Diana Owen is an associate professor of political science and teaches in the communication, culture, and technology graduate program, and has served as director of the American Studies Program at Georgetown University. She is the author of multiple books, including American Government and Politics in the Information Age (with David Paletz and Timothy Cook, 2012). She is the coeditor of The Internet and Politics: Citizens, Voters, and Activists (with Sarah Oates and Rachel Gibson, 2006), Making a Difference: The Internet and Elections in Comparative Perspective (with Richard Davis, Stephen Ward, and David Taras, 2009), and The Internet and Elections in the US, Japan, South Korea, and Taiwan (with Shoko Kiyohara and Kazahiro Maeshima, 2017). She is the author of numerous journal articles and book chapters in the fields of civic education and engagement, media and politics, political socialization, elections and voting behavior, and political psychology/sociology. She has conducted studies funded by the Pew Charitable Trusts, the Center for Civic Education, and other sources. Her current research explores the relationship between civic education and political engagement over the life course and new media’s role in politics.
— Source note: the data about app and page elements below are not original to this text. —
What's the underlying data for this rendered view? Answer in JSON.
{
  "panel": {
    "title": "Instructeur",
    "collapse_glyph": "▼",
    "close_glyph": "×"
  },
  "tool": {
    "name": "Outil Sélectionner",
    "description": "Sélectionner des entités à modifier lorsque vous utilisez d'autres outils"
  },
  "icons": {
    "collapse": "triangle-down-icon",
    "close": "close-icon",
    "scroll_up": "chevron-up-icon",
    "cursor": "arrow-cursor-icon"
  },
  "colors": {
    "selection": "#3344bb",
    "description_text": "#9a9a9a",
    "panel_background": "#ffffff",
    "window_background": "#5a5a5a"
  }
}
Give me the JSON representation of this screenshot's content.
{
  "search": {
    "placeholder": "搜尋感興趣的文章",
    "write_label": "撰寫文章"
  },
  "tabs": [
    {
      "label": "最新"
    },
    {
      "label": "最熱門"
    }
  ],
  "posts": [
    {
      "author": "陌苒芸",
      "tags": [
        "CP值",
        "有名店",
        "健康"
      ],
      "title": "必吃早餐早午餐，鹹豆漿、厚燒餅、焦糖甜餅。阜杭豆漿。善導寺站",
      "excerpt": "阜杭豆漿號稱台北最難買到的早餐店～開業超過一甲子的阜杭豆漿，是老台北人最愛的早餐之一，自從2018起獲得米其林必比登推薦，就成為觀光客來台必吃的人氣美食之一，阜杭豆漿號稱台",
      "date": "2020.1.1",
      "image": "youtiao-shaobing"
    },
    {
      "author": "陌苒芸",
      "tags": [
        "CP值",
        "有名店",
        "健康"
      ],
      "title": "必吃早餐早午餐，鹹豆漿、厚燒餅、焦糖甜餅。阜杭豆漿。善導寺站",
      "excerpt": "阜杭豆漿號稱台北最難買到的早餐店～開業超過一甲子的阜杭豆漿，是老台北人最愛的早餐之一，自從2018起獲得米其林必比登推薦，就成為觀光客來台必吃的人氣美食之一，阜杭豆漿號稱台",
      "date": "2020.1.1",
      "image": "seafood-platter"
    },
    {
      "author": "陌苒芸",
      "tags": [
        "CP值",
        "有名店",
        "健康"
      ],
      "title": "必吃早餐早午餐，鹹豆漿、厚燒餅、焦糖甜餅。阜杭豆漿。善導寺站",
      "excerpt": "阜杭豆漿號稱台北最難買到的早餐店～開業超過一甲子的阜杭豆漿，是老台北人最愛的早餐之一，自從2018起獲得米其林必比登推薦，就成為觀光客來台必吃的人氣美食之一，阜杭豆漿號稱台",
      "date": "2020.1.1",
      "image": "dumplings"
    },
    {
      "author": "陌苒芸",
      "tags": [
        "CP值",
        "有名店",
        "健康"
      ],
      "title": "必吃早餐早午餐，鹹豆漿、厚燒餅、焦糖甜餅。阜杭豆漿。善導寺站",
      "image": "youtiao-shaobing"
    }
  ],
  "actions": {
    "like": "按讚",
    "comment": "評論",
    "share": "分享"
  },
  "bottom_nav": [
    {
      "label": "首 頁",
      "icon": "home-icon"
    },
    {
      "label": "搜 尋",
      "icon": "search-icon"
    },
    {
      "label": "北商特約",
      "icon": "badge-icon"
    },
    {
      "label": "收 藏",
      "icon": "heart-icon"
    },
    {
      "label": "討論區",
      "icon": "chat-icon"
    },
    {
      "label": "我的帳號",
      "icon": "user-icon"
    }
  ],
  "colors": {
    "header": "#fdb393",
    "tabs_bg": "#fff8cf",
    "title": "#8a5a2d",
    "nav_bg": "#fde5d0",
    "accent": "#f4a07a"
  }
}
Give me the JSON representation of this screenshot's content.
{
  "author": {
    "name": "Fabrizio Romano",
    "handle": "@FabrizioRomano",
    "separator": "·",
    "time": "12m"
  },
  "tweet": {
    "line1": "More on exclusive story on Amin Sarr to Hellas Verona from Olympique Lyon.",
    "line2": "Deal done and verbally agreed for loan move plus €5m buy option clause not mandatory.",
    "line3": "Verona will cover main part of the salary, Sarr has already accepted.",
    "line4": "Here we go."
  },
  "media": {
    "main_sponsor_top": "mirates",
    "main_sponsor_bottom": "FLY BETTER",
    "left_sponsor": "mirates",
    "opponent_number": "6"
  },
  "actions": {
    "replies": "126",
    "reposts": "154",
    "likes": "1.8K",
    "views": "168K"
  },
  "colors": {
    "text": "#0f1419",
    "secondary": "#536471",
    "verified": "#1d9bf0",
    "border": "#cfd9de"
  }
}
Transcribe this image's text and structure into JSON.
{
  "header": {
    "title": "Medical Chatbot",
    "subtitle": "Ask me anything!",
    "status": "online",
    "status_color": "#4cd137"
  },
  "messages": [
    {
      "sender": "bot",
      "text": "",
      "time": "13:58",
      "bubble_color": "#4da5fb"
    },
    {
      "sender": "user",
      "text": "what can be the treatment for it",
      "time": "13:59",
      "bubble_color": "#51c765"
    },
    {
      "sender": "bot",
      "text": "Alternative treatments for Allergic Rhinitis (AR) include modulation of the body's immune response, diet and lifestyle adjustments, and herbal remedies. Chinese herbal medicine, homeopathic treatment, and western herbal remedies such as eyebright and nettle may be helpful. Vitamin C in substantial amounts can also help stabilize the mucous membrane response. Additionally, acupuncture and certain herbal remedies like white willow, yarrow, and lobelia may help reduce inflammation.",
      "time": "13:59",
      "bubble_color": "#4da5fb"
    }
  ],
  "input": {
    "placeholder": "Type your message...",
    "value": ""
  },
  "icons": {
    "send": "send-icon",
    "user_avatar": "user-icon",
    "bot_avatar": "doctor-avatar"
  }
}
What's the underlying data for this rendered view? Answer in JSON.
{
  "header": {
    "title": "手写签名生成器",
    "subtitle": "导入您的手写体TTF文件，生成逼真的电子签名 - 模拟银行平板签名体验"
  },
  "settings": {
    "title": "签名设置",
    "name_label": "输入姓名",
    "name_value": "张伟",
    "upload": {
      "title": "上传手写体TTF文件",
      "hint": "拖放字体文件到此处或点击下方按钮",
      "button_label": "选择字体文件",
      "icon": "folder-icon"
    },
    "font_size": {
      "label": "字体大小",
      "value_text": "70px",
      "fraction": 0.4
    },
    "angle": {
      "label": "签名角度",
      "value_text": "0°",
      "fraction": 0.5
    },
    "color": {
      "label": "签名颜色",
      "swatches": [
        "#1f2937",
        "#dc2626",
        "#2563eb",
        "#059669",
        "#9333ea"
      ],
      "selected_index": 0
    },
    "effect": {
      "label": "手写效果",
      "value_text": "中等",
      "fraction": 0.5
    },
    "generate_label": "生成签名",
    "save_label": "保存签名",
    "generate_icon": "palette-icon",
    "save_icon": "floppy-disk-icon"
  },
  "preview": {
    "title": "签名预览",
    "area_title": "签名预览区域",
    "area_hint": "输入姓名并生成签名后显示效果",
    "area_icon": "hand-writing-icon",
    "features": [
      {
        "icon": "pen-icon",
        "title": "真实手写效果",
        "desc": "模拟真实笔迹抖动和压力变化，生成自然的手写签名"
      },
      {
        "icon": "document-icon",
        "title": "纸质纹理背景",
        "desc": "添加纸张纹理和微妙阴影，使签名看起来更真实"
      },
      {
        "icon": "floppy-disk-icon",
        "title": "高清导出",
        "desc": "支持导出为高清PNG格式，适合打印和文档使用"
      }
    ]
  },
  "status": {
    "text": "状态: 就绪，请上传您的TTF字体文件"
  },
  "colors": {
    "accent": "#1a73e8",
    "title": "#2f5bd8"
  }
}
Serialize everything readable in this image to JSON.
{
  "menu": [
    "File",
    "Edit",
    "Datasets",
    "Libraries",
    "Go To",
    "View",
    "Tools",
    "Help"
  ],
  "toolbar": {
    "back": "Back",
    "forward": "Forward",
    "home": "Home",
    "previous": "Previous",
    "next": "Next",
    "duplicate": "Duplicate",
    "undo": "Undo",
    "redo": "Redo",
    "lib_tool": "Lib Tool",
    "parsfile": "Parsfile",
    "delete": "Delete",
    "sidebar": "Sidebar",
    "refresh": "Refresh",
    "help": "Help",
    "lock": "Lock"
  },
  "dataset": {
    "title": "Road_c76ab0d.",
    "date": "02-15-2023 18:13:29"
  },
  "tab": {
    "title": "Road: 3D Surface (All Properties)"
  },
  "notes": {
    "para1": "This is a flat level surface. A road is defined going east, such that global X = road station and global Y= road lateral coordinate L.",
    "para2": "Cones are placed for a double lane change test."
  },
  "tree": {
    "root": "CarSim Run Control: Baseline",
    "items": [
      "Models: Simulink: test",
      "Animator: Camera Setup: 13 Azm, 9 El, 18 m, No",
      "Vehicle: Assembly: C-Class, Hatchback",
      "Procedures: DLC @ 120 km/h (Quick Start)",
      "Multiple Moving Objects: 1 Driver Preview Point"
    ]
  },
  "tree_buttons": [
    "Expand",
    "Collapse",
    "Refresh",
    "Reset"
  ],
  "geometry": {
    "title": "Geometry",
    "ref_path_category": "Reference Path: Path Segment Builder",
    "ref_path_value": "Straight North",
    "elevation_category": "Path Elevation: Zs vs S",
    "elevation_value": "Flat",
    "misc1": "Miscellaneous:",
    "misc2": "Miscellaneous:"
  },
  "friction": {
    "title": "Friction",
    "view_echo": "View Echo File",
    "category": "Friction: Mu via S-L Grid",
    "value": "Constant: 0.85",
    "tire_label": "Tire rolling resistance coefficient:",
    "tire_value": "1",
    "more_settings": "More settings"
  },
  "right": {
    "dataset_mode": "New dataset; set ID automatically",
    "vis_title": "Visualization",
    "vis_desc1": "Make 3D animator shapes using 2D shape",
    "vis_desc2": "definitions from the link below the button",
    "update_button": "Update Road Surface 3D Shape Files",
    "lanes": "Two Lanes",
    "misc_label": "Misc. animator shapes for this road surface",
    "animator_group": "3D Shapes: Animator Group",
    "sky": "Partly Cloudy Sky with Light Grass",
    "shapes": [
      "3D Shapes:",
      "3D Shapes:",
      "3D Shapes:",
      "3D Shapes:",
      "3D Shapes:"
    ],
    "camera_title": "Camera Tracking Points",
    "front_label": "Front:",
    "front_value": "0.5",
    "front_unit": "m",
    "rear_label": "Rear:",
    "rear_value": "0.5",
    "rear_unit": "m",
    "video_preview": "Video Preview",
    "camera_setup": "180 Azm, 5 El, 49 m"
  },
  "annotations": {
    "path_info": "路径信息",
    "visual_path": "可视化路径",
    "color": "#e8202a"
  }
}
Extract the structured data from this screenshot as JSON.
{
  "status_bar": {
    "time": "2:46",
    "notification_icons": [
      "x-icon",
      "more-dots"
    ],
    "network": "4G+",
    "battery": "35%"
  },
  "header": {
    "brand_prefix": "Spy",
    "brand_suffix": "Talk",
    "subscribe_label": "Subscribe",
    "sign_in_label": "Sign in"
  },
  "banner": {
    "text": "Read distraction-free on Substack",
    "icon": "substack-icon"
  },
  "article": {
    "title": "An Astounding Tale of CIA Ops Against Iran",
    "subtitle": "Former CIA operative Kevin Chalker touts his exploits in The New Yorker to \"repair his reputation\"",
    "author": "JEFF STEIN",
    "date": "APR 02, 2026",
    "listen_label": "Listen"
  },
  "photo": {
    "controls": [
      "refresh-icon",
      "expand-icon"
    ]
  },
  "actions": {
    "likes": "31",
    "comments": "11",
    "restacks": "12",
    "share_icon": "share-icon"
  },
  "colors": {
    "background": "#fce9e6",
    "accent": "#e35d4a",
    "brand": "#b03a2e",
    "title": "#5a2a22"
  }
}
G. Isaac W. Riddle completed his Masters in Communication, Culture, and Technology, at Georgetown University.  He is a former captain in the United States Marine Corps who served in roles as both an Intelligence and Reconnaissance officer.  He is interested in how citizens are socialized into the political actors they become and how the modern media and technology environment contributes to the formation.  This includes how notions of citizenship are changing and what this means for political participation. He is also passionate about civic education and research how it is linked to the acquisition of political knowledge, dispositions, and skills.

Teaching Civic Engagement Across the Disciplines / Copyright ©2017 by the American Political Science Association / pp: 103-120